What are floaters?
Floaters, or in medical language, myodesopsias, is seeing moving floating bodies in the form of dots, shadows, threads, flies, webs or other shapes moving around the visual field, which, by definition, do not correspond to real external items. It’s one of the most common reasons for paying a visit to the ophthalmologist.
Despite the fact that the cause and effect relationship has not been accurately ascertained, age and myopia (short-sightedness) have been identified as the main predisposing factors. In terms of structure, floaters correspond to condensation (clusters of collagen fibres) that form in the transparent gelatinous liquid filling the eyeball, known as the vitreous humour, which project their shadow on the retina when light passes through. In the majority of cases, these condensation clusters are a consequence of the natural dehydration of the vitreous.
They manifests themselves as a group of moving stains, dots or threads (sometimes in the shape of spider’s web) suspended in the visual field. In terms of their characteristics, they move around as the eyes move and they seem to disappear when we try to look at them directly. They don't usually follow the eye movements accurately and, when focusing on objects, they generally move slowly as if “adrift”.

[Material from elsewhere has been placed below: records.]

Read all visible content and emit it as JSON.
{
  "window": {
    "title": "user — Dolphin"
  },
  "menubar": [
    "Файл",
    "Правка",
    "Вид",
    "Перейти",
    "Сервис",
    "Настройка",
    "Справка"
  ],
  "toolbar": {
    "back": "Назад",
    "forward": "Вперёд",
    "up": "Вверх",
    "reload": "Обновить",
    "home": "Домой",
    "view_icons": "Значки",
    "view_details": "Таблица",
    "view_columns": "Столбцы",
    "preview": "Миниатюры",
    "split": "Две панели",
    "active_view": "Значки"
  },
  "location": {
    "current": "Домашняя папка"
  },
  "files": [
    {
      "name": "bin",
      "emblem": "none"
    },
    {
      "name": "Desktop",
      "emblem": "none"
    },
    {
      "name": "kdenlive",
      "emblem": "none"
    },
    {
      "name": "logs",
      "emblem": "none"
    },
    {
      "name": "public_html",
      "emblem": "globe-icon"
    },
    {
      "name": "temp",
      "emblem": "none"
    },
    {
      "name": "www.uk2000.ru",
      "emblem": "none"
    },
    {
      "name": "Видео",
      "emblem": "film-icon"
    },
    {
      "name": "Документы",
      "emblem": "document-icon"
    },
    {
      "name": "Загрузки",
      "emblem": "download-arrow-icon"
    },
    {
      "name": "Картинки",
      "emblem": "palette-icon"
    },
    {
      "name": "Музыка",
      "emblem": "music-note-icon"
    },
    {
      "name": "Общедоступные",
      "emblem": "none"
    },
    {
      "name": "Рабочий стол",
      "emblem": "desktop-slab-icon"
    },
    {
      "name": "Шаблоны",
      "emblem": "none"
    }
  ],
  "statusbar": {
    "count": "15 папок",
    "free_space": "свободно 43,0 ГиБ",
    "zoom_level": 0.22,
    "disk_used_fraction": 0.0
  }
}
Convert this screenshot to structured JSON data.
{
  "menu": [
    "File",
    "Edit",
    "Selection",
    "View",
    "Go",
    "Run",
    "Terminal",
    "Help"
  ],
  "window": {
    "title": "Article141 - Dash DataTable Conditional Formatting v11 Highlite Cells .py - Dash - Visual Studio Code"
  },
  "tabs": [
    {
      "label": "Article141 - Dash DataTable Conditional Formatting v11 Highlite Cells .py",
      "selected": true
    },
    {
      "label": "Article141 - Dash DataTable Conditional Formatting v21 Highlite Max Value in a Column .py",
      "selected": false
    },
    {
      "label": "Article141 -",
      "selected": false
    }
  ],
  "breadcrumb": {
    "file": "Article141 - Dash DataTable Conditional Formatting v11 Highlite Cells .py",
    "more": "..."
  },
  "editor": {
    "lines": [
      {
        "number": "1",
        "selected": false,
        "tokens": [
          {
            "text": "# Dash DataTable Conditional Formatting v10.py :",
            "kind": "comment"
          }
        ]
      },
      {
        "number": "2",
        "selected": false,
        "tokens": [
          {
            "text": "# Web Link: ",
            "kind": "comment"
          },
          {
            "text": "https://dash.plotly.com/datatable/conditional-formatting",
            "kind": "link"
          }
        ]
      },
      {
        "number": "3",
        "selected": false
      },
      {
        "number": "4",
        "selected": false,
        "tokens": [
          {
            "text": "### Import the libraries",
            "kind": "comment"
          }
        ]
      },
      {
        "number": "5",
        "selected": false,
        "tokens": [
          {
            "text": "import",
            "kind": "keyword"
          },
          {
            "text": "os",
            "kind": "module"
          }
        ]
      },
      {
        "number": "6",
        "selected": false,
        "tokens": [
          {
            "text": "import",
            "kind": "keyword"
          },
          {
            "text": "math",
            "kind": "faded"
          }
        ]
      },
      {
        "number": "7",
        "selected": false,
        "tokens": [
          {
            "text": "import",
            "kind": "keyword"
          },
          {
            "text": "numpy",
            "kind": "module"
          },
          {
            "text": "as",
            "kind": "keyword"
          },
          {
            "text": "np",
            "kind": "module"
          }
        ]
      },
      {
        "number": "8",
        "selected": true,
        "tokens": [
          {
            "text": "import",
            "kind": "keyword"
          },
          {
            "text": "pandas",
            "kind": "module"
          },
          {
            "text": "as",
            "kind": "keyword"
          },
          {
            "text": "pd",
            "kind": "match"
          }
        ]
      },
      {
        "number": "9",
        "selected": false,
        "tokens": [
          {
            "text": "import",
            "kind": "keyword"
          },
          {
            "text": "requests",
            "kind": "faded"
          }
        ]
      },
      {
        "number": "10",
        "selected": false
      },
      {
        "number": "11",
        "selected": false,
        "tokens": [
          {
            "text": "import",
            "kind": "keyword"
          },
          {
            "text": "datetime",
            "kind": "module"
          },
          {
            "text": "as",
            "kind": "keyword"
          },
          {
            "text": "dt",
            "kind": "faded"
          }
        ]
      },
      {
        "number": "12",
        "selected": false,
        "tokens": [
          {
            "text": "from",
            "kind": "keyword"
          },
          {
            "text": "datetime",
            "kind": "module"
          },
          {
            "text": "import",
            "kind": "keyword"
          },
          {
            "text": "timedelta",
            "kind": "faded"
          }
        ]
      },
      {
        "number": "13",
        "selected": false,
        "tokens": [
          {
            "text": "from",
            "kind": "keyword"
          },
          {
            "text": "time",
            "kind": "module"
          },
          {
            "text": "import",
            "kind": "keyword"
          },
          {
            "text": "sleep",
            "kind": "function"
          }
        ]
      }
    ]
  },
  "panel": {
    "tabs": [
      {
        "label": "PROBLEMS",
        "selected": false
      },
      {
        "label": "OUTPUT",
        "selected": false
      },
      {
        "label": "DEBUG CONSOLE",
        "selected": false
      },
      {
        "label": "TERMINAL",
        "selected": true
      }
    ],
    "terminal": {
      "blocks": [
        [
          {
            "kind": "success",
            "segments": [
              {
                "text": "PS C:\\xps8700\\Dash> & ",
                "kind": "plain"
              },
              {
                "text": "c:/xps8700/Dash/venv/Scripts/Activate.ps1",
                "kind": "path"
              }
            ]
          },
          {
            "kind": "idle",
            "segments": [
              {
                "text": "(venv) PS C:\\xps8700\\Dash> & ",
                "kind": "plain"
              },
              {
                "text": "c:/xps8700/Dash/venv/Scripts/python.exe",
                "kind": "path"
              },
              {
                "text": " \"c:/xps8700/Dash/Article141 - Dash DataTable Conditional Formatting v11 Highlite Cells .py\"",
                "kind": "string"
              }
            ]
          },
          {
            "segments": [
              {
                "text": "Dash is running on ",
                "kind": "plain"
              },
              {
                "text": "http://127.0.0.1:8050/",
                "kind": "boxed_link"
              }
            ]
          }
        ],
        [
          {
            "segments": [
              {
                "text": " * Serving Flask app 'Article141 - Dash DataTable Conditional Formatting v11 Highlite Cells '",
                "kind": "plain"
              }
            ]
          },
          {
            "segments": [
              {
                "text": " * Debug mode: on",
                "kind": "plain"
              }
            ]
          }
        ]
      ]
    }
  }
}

Myodesopsias are very common and most people learn to ignore them. They are typically seen more intensely when we focus our eyes on a uniformly lit surface with lots of background light (like a computer screen, when reading or even looking at the sky on a cloudy day).

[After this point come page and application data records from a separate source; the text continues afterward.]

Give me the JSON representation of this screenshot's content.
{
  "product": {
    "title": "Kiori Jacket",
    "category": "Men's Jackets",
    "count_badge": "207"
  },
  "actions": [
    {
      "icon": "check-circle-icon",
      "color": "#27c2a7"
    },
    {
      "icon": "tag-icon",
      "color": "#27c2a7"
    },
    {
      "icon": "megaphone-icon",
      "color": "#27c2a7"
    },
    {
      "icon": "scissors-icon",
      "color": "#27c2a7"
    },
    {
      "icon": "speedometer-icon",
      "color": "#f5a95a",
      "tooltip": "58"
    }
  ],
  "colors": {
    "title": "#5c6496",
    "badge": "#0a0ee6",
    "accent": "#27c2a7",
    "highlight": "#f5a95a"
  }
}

The most common cause of floaters is vitreous detachment, the onset of which is almost always sudden. If the patient also sees flashes of light (photopsia), they may be a sign that something highly suspicious has caused a retinal break.
Seeing floaters is also common in people who have had cataract surgery and those who have undergone laser posterior capsule cleaning (capsulotomy).
Less commonly, myodesopsias can be part of the symptoms of a serious eye disease, the origin of which may be inflammatory (posterior uveitis), haemorrhagic (vitreous haemorrhages with a range of origins) or tumoral (intraocular neoplasia).
There is no way to prevent myodesopsias, since the main risk factors, which are age and myopia, are irreversible.
In the majority of cases, floaters are considered to be a normal and innocuous circumstance that does not compromise the eyesight. It’s common that the patient feels anxious at the start because of this symptom which, on one hand, comes and goes based on background light, and is exacerbated when the person affected is tired, stressed and anxious.
Currently, there is no effective medical treatment to get rid of myodesopsias for good.
In the most extreme cases, ones in which moving opacities significantly interfere with the eyesight or even become a psychologically intolerable problem, surgical treatment called a vitrectomy may be indicated. In this procedure, the vitreous gel and condensation are extracted and replaced with a transparent physiological saline solution.
A vitrectomy is a very effective and highly specialised intraocular surgery. It is performed under local anaesthesia and does not require stitches, however, due to its potential risks, though minimum, it is only indicated in cases where the symptoms are crippling for the patient.
Frequently asked questions
There is no cure for floaters as such, but over time the large majority of people effortlessly adapt to seeing these small moving shadows.
You should always go see the ophthalmologist when floaters suddenly appear for the first time.
In addition, we would recommend returning to the ophthalmologist if the floaters increase in number and size, since, as we said before, this may be related to a retinal break. Patients shouldn’t delay their visit if a fixed stain (scotoma) appears in the visual field, as they could be suffering from retinal detachment.
When floaters are very dense and not very mobile, they may cause very symptomatic blurred vision and ostensibly compromise the patient’s quality of life, at this point seeing a consultant ophthalmologist is recommended.